## Try it
Copy each record below faithfully, leaving out images.

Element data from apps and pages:
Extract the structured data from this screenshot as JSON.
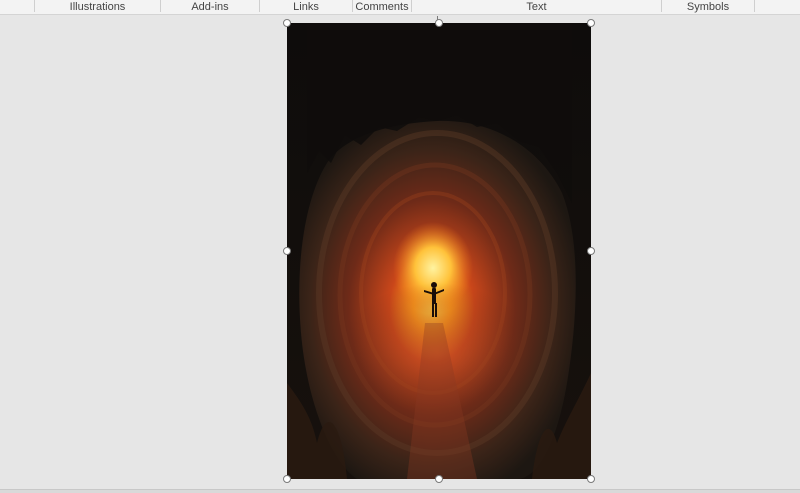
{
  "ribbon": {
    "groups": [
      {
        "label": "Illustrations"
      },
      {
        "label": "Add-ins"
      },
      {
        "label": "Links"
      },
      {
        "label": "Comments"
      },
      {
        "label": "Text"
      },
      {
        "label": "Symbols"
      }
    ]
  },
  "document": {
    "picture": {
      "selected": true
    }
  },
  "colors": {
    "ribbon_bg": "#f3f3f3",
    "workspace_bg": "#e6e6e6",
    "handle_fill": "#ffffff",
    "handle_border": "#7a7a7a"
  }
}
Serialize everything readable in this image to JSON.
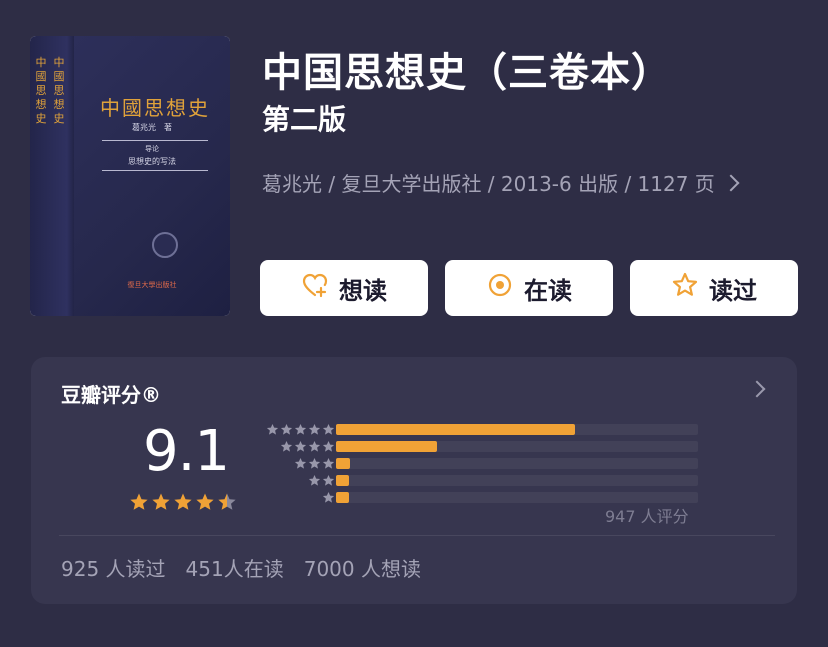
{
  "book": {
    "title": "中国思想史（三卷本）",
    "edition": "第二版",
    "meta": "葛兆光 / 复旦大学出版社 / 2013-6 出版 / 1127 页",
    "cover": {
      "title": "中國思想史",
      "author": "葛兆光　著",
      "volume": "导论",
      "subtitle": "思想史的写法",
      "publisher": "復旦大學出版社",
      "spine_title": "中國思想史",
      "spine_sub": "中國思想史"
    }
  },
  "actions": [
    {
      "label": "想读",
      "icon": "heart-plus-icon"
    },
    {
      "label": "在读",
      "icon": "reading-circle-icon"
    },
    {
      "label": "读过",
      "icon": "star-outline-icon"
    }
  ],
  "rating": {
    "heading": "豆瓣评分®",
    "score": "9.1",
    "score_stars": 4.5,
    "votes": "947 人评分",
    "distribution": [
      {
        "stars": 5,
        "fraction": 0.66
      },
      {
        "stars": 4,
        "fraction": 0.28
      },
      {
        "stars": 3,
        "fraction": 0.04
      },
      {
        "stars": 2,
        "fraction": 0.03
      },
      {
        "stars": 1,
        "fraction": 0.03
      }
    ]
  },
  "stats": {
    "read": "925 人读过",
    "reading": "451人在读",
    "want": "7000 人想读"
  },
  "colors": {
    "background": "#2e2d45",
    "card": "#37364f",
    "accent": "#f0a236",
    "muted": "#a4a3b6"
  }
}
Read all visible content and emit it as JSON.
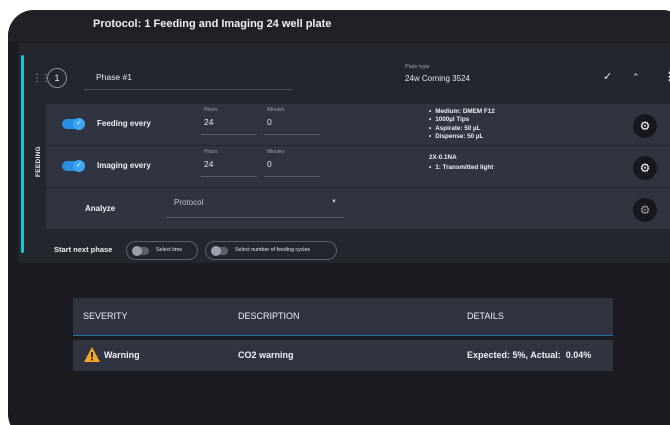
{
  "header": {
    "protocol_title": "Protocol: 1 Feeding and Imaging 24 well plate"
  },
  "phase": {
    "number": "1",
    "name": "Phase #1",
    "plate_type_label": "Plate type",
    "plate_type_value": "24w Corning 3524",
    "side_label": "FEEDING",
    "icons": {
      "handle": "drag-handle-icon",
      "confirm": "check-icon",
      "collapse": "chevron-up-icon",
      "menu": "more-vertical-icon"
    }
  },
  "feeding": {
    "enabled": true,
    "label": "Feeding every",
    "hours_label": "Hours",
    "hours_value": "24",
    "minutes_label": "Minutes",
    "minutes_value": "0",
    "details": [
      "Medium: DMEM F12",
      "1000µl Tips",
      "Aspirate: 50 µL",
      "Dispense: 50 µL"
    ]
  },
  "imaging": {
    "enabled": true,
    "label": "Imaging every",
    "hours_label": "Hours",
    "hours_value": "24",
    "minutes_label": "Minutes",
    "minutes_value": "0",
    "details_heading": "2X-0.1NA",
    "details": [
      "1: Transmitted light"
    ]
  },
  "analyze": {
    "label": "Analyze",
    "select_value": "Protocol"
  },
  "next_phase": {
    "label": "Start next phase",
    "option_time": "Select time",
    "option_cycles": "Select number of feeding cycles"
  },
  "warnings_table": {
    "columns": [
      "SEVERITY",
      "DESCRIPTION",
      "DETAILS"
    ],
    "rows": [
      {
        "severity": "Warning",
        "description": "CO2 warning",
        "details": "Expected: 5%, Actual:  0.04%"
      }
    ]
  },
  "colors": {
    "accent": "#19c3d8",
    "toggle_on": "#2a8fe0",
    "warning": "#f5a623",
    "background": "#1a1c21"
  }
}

## Response box
Extract the structured data from this screenshot as JSON.
{
  "ribbon": {
    "groups": [
      {
        "label": "Illustrations"
      },
      {
        "label": "Add-ins"
      },
      {
        "label": "Links"
      },
      {
        "label": "Comments"
      },
      {
        "label": "Text"
      },
      {
        "label": "Symbols"
      }
    ]
  },
  "document": {
    "picture": {
      "selected": true
    }
  },
  "colors": {
    "ribbon_bg": "#f3f3f3",
    "workspace_bg": "#e6e6e6",
    "handle_fill": "#ffffff",
    "handle_border": "#7a7a7a"
  }
}
Serialize everything readable in this image to JSON.
{
  "book": {
    "title": "中国思想史（三卷本）",
    "edition": "第二版",
    "meta": "葛兆光 / 复旦大学出版社 / 2013-6 出版 / 1127 页",
    "cover": {
      "title": "中國思想史",
      "author": "葛兆光　著",
      "volume": "导论",
      "subtitle": "思想史的写法",
      "publisher": "復旦大學出版社",
      "spine_title": "中國思想史",
      "spine_sub": "中國思想史"
    }
  },
  "actions": [
    {
      "label": "想读",
      "icon": "heart-plus-icon"
    },
    {
      "label": "在读",
      "icon": "reading-circle-icon"
    },
    {
      "label": "读过",
      "icon": "star-outline-icon"
    }
  ],
  "rating": {
    "heading": "豆瓣评分®",
    "score": "9.1",
    "score_stars": 4.5,
    "votes": "947 人评分",
    "distribution": [
      {
        "stars": 5,
        "fraction": 0.66
      },
      {
        "stars": 4,
        "fraction": 0.28
      },
      {
        "stars": 3,
        "fraction": 0.04
      },
      {
        "stars": 2,
        "fraction": 0.03
      },
      {
        "stars": 1,
        "fraction": 0.03
      }
    ]
  },
  "stats": {
    "read": "925 人读过",
    "reading": "451人在读",
    "want": "7000 人想读"
  },
  "colors": {
    "background": "#2e2d45",
    "card": "#37364f",
    "accent": "#f0a236",
    "muted": "#a4a3b6"
  }
}
Read all visible content and emit it as JSON.
{
  "header": {
    "protocol_title": "Protocol: 1 Feeding and Imaging 24 well plate"
  },
  "phase": {
    "number": "1",
    "name": "Phase #1",
    "plate_type_label": "Plate type",
    "plate_type_value": "24w Corning 3524",
    "side_label": "FEEDING",
    "icons": {
      "handle": "drag-handle-icon",
      "confirm": "check-icon",
      "collapse": "chevron-up-icon",
      "menu": "more-vertical-icon"
    }
  },
  "feeding": {
    "enabled": true,
    "label": "Feeding every",
    "hours_label": "Hours",
    "hours_value": "24",
    "minutes_label": "Minutes",
    "minutes_value": "0",
    "details": [
      "Medium: DMEM F12",
      "1000µl Tips",
      "Aspirate: 50 µL",
      "Dispense: 50 µL"
    ]
  },
  "imaging": {
    "enabled": true,
    "label": "Imaging every",
    "hours_label": "Hours",
    "hours_value": "24",
    "minutes_label": "Minutes",
    "minutes_value": "0",
    "details_heading": "2X-0.1NA",
    "details": [
      "1: Transmitted light"
    ]
  },
  "analyze": {
    "label": "Analyze",
    "select_value": "Protocol"
  },
  "next_phase": {
    "label": "Start next phase",
    "option_time": "Select time",
    "option_cycles": "Select number of feeding cycles"
  },
  "warnings_table": {
    "columns": [
      "SEVERITY",
      "DESCRIPTION",
      "DETAILS"
    ],
    "rows": [
      {
        "severity": "Warning",
        "description": "CO2 warning",
        "details": "Expected: 5%, Actual:  0.04%"
      }
    ]
  },
  "colors": {
    "accent": "#19c3d8",
    "toggle_on": "#2a8fe0",
    "warning": "#f5a623",
    "background": "#1a1c21"
  }
}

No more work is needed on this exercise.